“Sight and Sound Conspire: Monstrous Audio-Vision in James Whale’s Frankenstein” conducts what might be described as a “counterfactual phenomenology” of image-sound relations in the film that established Boris Karloff as the iconic embodiment of Frankenstein’s monster, re-imagining the early sound film as a silent movie and staging encounters across cultural and historical divides.
“On Galvanism: Electricity, Frankenstein, and the Moving Image” uses the concept of “galvanism” in Mary Shelley’s Frankenstein (1818) as a jumping-off point for explorations of life force, electricity, and narrative construction in film and other subsequent science fiction tales. A work of art, like Frankenstein’s monster, is an object sewn together from disparate pieces, only coming to life with a spark of imagination in the viewer’s head.

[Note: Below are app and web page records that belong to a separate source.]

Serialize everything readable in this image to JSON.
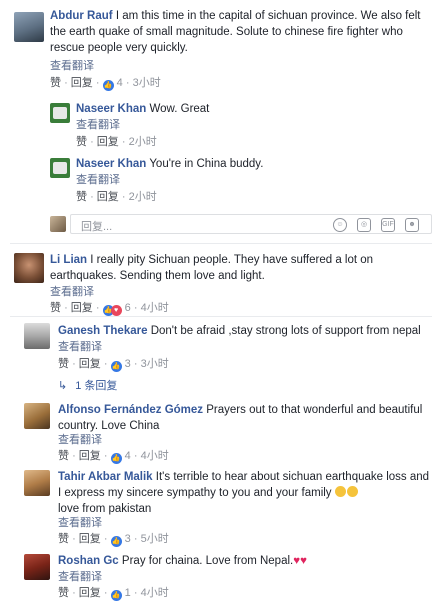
{
  "ui": {
    "translate": "查看翻译",
    "like": "赞",
    "reply": "回复",
    "dot": "·",
    "reply_placeholder": "回复...",
    "colors": {
      "link": "#365899",
      "like_icon": "#3578e5",
      "heart_icon": "#e9465b"
    }
  },
  "comments": [
    {
      "name": "Abdur Rauf",
      "text": "I am this time in the capital of sichuan province. We also felt the earth quake of small magnitude. Solute to chinese fire fighter who rescue people very quickly.",
      "likes": "4",
      "time": "3小时",
      "replies": [
        {
          "name": "Naseer Khan",
          "text": "Wow. Great",
          "time": "2小时"
        },
        {
          "name": "Naseer Khan",
          "text": "You're in China buddy.",
          "time": "2小时"
        }
      ]
    },
    {
      "name": "Li Lian",
      "text": "I really pity Sichuan people. They have suffered a lot on earthquakes. Sending them love and light.",
      "likes": "6",
      "time": "4小时",
      "replies": [
        {
          "name": "Ganesh Thekare",
          "text": "Don't be afraid ,stay strong lots of support from nepal",
          "likes": "3",
          "time": "3小时",
          "more_replies": "1 条回复"
        },
        {
          "name": "Alfonso Fernández Gómez",
          "text": "Prayers out to that wonderful and beautiful country. Love China",
          "likes": "4",
          "time": "4小时"
        },
        {
          "name": "Tahir Akbar Malik",
          "text": "It's terrible to hear about sichuan earthquake loss and I express my sincere sympathy to you and your family",
          "text2": "love from pakistan",
          "likes": "3",
          "time": "5小时"
        },
        {
          "name": "Roshan Gc",
          "text": "Pray for chaina. Love from Nepal.",
          "likes": "1",
          "time": "4小时"
        }
      ]
    }
  ]
}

The British science-fiction thriller Ex Machina (2015) has inspired mixed reactions from both critics and audiences. This video essay examines why some walk away from the film thinking about the Turing test (a gauge for determining whether a machine exhibits intelligence equivalent to that of a human) and others the Bechdel test (a touchstone for determining male bias in a film).
Videographic Frankenstein was originally displayed September 26 – November 2, 2018 at Stanford University. A pop-up version of the show was also displayed on November 8, 2018 at the Library of Congress. The exhibition was made possible by a grant from the Stanford Medicine and the Muse Frankenstein@200 Initiative, as well as support from the Stanford Department of Art & Art History and Program in Film & Media Studies.